| WHAT NEEDS TO BE DONE |
Copy nothing but the lines from the one containing "Serialize everything readable" through the last line of the records, repeated exactly and without pictures.

[Start of Attachment]

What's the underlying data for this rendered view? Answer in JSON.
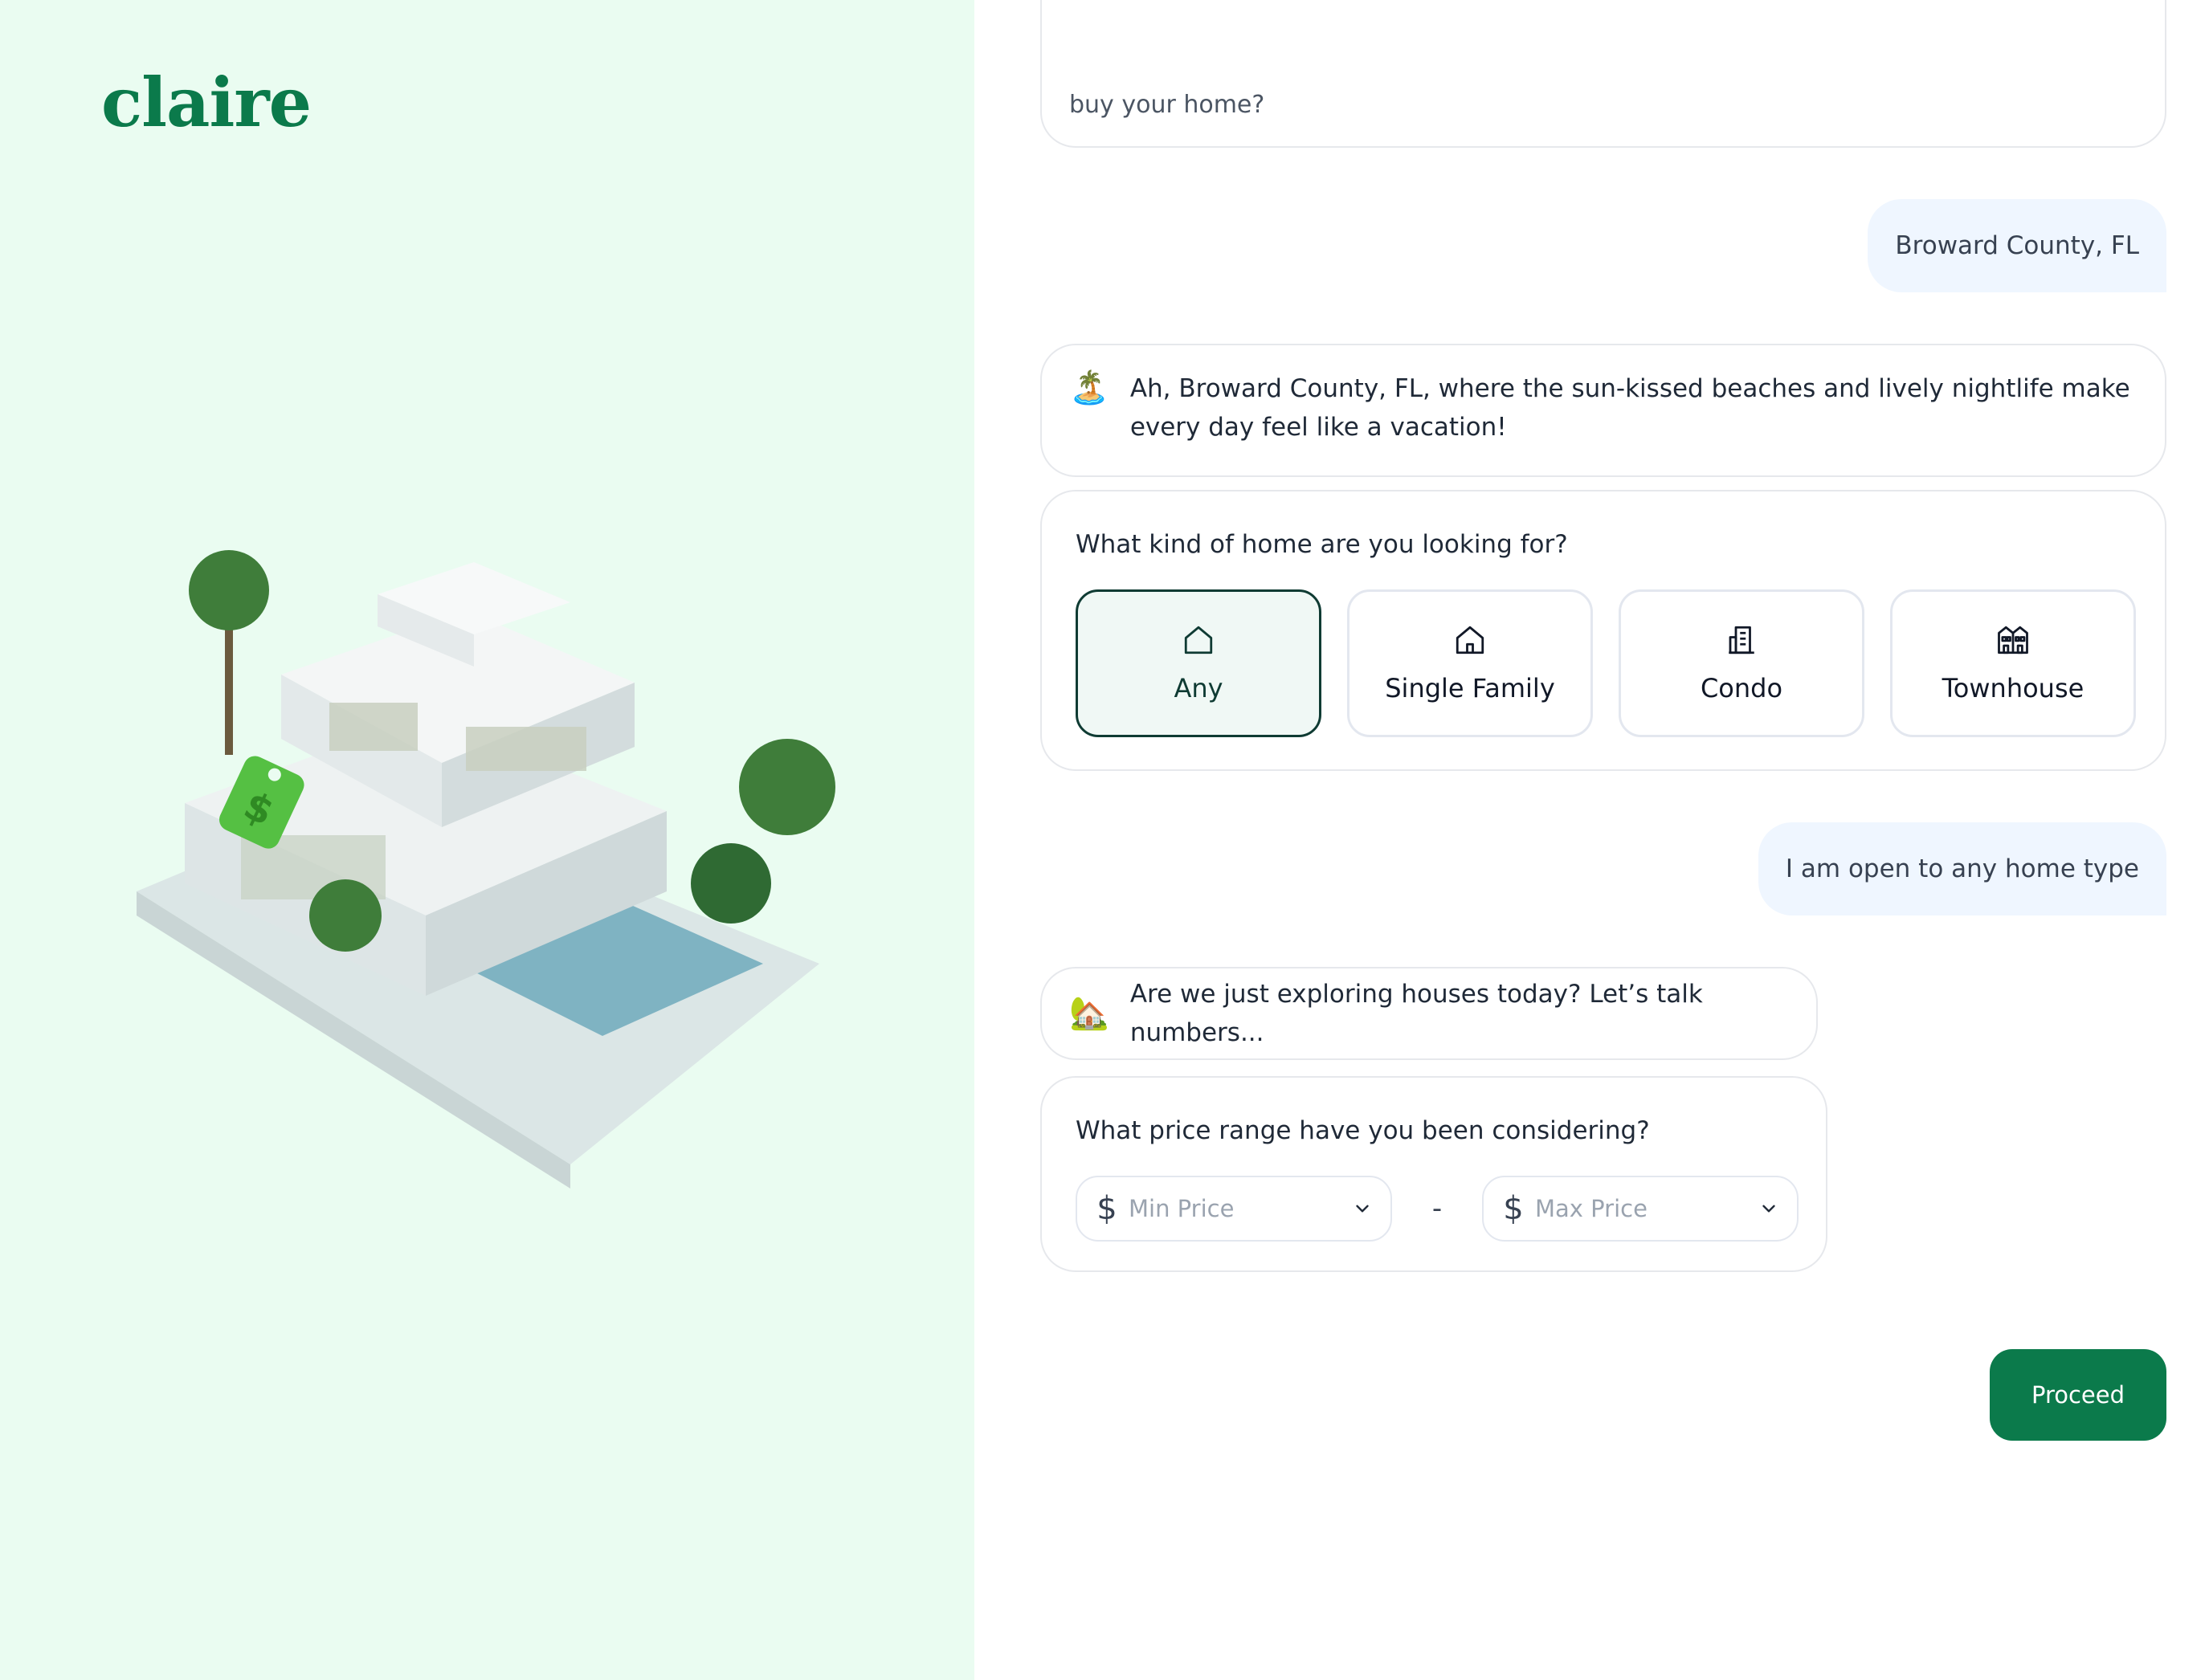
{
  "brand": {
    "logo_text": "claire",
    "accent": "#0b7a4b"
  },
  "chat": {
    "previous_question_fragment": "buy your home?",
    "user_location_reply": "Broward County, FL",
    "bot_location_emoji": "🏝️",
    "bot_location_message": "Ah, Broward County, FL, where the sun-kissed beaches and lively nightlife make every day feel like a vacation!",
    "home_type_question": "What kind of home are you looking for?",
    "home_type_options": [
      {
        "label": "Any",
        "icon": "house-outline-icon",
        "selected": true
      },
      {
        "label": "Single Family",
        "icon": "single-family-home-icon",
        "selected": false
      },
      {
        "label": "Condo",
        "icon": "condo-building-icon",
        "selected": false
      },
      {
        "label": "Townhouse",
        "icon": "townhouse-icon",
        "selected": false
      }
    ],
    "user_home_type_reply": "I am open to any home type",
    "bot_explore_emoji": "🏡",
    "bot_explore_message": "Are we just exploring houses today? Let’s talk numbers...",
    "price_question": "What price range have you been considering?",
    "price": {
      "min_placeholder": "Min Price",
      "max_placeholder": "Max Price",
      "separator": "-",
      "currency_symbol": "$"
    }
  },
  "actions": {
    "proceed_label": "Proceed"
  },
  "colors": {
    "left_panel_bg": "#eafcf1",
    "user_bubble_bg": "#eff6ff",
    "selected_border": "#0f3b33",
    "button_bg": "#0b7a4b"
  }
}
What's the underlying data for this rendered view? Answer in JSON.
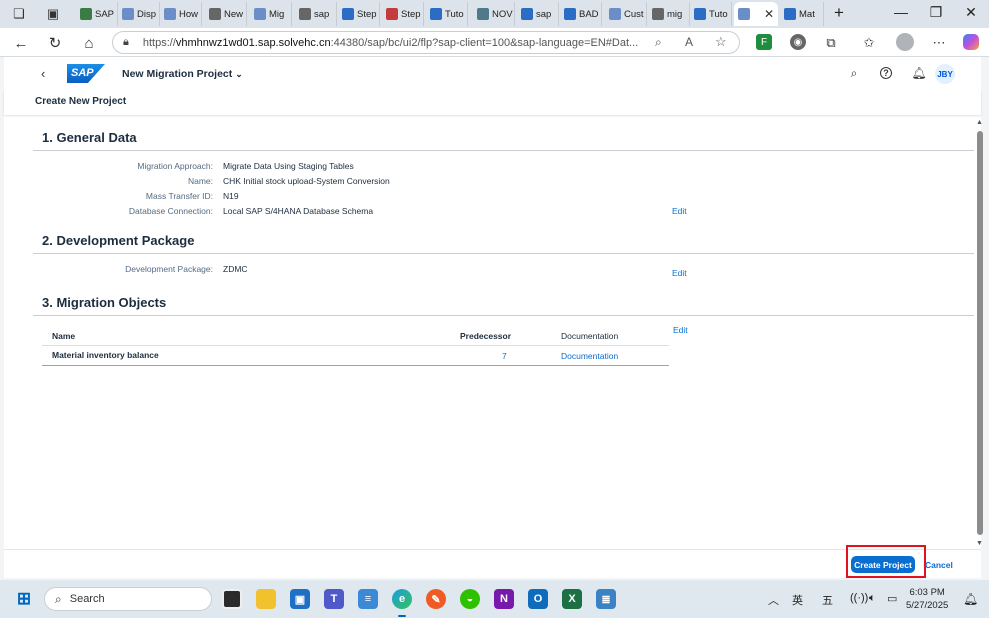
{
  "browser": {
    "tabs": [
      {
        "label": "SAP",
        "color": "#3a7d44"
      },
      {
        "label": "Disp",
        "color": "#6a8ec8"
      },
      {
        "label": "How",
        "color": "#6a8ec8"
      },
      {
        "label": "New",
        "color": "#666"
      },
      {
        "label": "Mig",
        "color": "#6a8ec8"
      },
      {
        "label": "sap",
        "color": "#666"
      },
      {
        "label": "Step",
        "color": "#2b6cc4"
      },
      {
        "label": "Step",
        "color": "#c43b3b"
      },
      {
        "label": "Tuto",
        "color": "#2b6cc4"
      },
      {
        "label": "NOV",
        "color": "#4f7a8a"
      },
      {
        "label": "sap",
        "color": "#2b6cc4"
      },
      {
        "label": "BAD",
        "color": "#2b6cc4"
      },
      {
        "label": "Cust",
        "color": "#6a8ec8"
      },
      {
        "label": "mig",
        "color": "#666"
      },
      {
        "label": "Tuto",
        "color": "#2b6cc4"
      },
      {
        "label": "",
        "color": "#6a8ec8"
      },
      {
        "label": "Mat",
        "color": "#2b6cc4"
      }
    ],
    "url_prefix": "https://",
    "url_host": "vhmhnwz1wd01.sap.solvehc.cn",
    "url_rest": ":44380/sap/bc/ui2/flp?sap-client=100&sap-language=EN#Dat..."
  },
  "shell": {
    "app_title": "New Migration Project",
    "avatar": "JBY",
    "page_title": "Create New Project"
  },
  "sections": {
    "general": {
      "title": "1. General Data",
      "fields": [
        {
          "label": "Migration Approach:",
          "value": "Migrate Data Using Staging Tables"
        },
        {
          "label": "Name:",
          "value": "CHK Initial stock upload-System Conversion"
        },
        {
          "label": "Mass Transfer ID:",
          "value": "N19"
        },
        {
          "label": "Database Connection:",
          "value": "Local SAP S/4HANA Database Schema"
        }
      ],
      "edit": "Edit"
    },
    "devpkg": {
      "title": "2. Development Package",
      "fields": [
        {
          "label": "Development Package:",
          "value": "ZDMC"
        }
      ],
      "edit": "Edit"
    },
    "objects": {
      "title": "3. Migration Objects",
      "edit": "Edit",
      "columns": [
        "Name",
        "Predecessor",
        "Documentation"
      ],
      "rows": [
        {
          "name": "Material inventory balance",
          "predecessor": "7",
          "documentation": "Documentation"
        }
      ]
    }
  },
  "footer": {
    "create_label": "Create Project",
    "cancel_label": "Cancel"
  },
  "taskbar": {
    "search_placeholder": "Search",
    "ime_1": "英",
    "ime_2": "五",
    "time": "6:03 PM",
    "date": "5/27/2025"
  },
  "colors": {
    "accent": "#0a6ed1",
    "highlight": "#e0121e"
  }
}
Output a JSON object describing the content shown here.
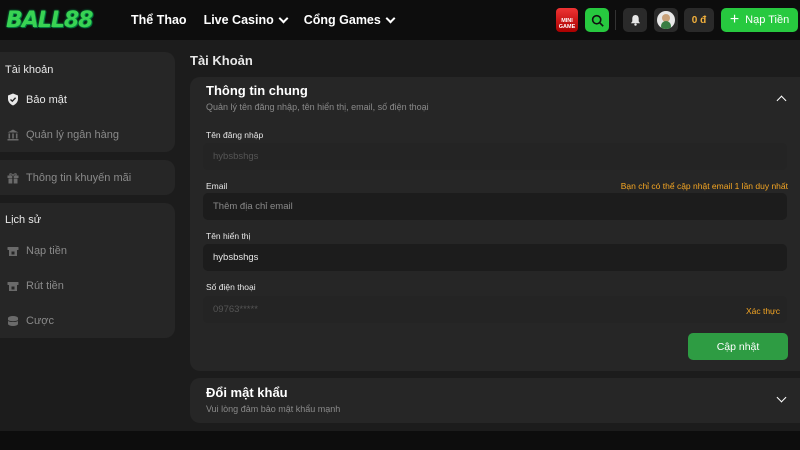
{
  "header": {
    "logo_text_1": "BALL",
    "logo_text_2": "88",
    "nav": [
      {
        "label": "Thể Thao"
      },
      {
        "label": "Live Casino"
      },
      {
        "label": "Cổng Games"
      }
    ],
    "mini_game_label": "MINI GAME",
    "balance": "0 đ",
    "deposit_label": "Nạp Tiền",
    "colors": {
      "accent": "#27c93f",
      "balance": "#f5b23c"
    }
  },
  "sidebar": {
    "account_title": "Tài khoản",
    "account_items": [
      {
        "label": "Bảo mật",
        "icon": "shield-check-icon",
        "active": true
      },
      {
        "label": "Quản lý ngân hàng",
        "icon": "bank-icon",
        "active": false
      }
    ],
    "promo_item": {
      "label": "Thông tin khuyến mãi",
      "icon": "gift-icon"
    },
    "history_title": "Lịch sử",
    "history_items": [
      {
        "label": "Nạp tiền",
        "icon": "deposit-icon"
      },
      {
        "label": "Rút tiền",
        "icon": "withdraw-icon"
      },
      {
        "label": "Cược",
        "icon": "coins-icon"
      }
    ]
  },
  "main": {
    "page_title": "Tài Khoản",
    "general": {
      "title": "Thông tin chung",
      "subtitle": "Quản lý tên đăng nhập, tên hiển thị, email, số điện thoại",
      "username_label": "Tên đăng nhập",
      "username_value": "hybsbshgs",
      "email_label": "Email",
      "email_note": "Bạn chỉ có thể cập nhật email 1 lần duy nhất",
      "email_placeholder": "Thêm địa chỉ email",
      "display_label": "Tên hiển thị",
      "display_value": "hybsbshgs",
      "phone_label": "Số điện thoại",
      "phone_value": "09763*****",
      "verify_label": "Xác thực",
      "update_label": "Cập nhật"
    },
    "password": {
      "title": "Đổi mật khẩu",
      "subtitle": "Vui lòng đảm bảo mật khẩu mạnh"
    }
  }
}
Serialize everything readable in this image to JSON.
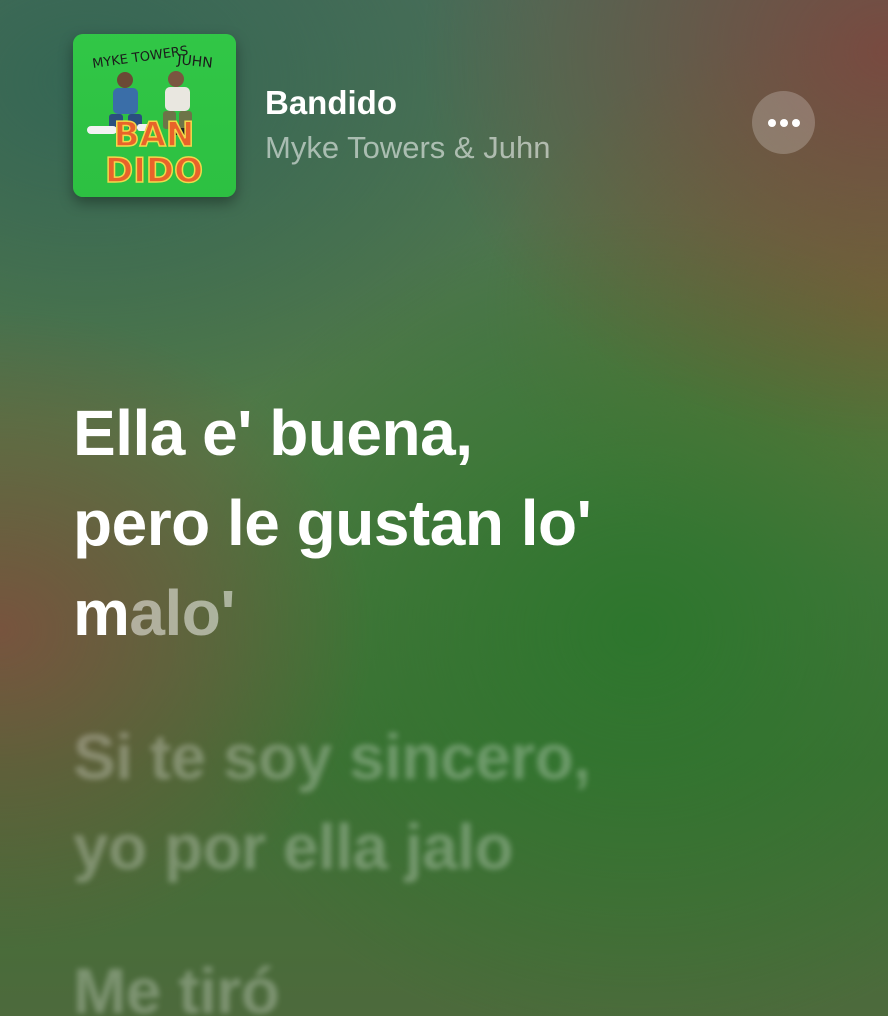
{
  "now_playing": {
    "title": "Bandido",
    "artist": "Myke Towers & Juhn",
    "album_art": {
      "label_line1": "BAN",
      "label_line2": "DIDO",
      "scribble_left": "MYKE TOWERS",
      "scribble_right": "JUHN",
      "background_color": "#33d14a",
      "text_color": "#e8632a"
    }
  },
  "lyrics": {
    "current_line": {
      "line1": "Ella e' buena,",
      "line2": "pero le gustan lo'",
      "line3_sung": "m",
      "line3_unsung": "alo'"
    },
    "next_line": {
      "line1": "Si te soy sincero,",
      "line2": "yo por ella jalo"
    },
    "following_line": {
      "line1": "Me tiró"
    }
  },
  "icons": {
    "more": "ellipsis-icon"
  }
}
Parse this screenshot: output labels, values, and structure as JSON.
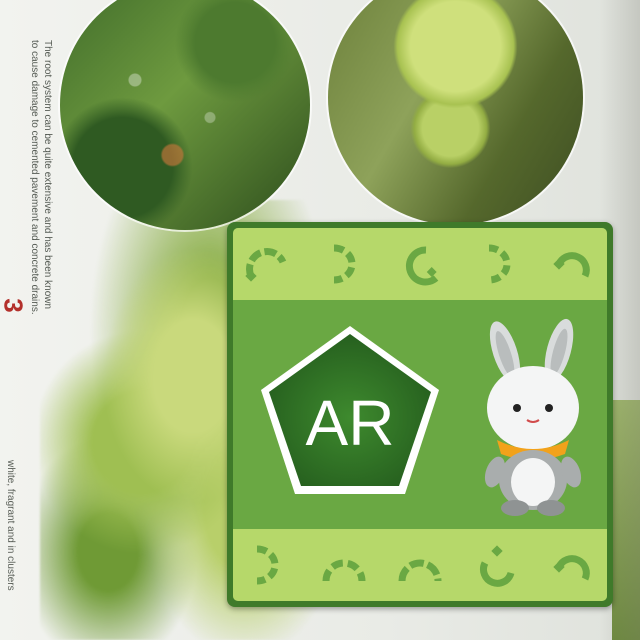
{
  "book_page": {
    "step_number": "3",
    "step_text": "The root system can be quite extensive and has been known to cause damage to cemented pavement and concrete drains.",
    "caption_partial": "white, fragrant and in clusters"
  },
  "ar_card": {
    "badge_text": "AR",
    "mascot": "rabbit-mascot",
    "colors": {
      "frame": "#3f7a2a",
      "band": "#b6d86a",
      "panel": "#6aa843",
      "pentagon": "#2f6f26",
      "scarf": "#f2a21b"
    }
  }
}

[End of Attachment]

| EXERCISE RESPONSE |
Serialize everything readable in this image to JSON.
{
  "now_playing": {
    "title": "Bandido",
    "artist": "Myke Towers & Juhn",
    "album_art": {
      "label_line1": "BAN",
      "label_line2": "DIDO",
      "scribble_left": "MYKE TOWERS",
      "scribble_right": "JUHN",
      "background_color": "#33d14a",
      "text_color": "#e8632a"
    }
  },
  "lyrics": {
    "current_line": {
      "line1": "Ella e' buena,",
      "line2": "pero le gustan lo'",
      "line3_sung": "m",
      "line3_unsung": "alo'"
    },
    "next_line": {
      "line1": "Si te soy sincero,",
      "line2": "yo por ella jalo"
    },
    "following_line": {
      "line1": "Me tiró"
    }
  },
  "icons": {
    "more": "ellipsis-icon"
  }
}
Parse this screenshot: output labels, values, and structure as JSON.
{
  "book_page": {
    "step_number": "3",
    "step_text": "The root system can be quite extensive and has been known to cause damage to cemented pavement and concrete drains.",
    "caption_partial": "white, fragrant and in clusters"
  },
  "ar_card": {
    "badge_text": "AR",
    "mascot": "rabbit-mascot",
    "colors": {
      "frame": "#3f7a2a",
      "band": "#b6d86a",
      "panel": "#6aa843",
      "pentagon": "#2f6f26",
      "scarf": "#f2a21b"
    }
  }
}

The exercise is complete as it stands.